§ **TRY IT**: With every picture left out, give the data below back exactly.

§ **GIVEN INFORMATION**:
---+---
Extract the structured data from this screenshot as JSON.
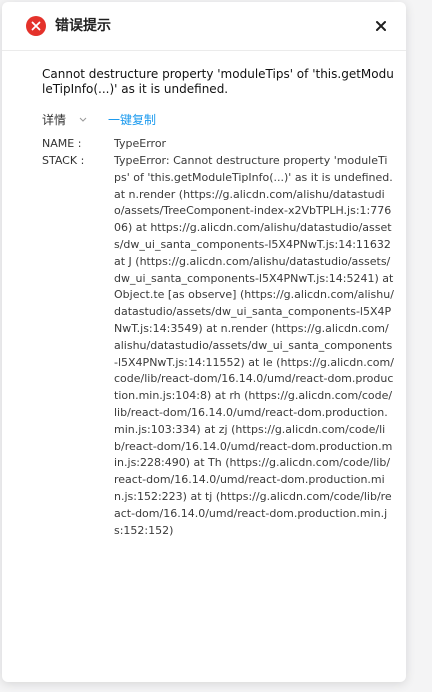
{
  "dialog": {
    "title": "错误提示",
    "icon": "error-icon",
    "close_icon": "close-icon",
    "accent_color": "#e4322b",
    "link_color": "#1b9aee"
  },
  "message": "Cannot destructure property 'moduleTips' of 'this.getModuleTipInfo(...)' as it is undefined.",
  "details": {
    "label": "详情",
    "copy_label": "一键复制"
  },
  "error": {
    "name_key": "NAME :",
    "name_value": "TypeError",
    "stack_key": "STACK :",
    "stack_value": "TypeError: Cannot destructure property 'moduleTips' of 'this.getModuleTipInfo(...)' as it is undefined. at n.render (https://g.alicdn.com/alishu/datastudio/assets/TreeComponent-index-x2VbTPLH.js:1:77606) at https://g.alicdn.com/alishu/datastudio/assets/dw_ui_santa_components-l5X4PNwT.js:14:11632 at J (https://g.alicdn.com/alishu/datastudio/assets/dw_ui_santa_components-l5X4PNwT.js:14:5241) at Object.te [as observe] (https://g.alicdn.com/alishu/datastudio/assets/dw_ui_santa_components-l5X4PNwT.js:14:3549) at n.render (https://g.alicdn.com/alishu/datastudio/assets/dw_ui_santa_components-l5X4PNwT.js:14:11552) at le (https://g.alicdn.com/code/lib/react-dom/16.14.0/umd/react-dom.production.min.js:104:8) at rh (https://g.alicdn.com/code/lib/react-dom/16.14.0/umd/react-dom.production.min.js:103:334) at zj (https://g.alicdn.com/code/lib/react-dom/16.14.0/umd/react-dom.production.min.js:228:490) at Th (https://g.alicdn.com/code/lib/react-dom/16.14.0/umd/react-dom.production.min.js:152:223) at tj (https://g.alicdn.com/code/lib/react-dom/16.14.0/umd/react-dom.production.min.js:152:152)"
  }
}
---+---
§ **RESPONSE**:
Extract the structured data from this screenshot as JSON.
{
  "dialog": {
    "title": "错误提示",
    "icon": "error-icon",
    "close_icon": "close-icon",
    "accent_color": "#e4322b",
    "link_color": "#1b9aee"
  },
  "message": "Cannot destructure property 'moduleTips' of 'this.getModuleTipInfo(...)' as it is undefined.",
  "details": {
    "label": "详情",
    "copy_label": "一键复制"
  },
  "error": {
    "name_key": "NAME :",
    "name_value": "TypeError",
    "stack_key": "STACK :",
    "stack_value": "TypeError: Cannot destructure property 'moduleTips' of 'this.getModuleTipInfo(...)' as it is undefined. at n.render (https://g.alicdn.com/alishu/datastudio/assets/TreeComponent-index-x2VbTPLH.js:1:77606) at https://g.alicdn.com/alishu/datastudio/assets/dw_ui_santa_components-l5X4PNwT.js:14:11632 at J (https://g.alicdn.com/alishu/datastudio/assets/dw_ui_santa_components-l5X4PNwT.js:14:5241) at Object.te [as observe] (https://g.alicdn.com/alishu/datastudio/assets/dw_ui_santa_components-l5X4PNwT.js:14:3549) at n.render (https://g.alicdn.com/alishu/datastudio/assets/dw_ui_santa_components-l5X4PNwT.js:14:11552) at le (https://g.alicdn.com/code/lib/react-dom/16.14.0/umd/react-dom.production.min.js:104:8) at rh (https://g.alicdn.com/code/lib/react-dom/16.14.0/umd/react-dom.production.min.js:103:334) at zj (https://g.alicdn.com/code/lib/react-dom/16.14.0/umd/react-dom.production.min.js:228:490) at Th (https://g.alicdn.com/code/lib/react-dom/16.14.0/umd/react-dom.production.min.js:152:223) at tj (https://g.alicdn.com/code/lib/react-dom/16.14.0/umd/react-dom.production.min.js:152:152)"
  }
}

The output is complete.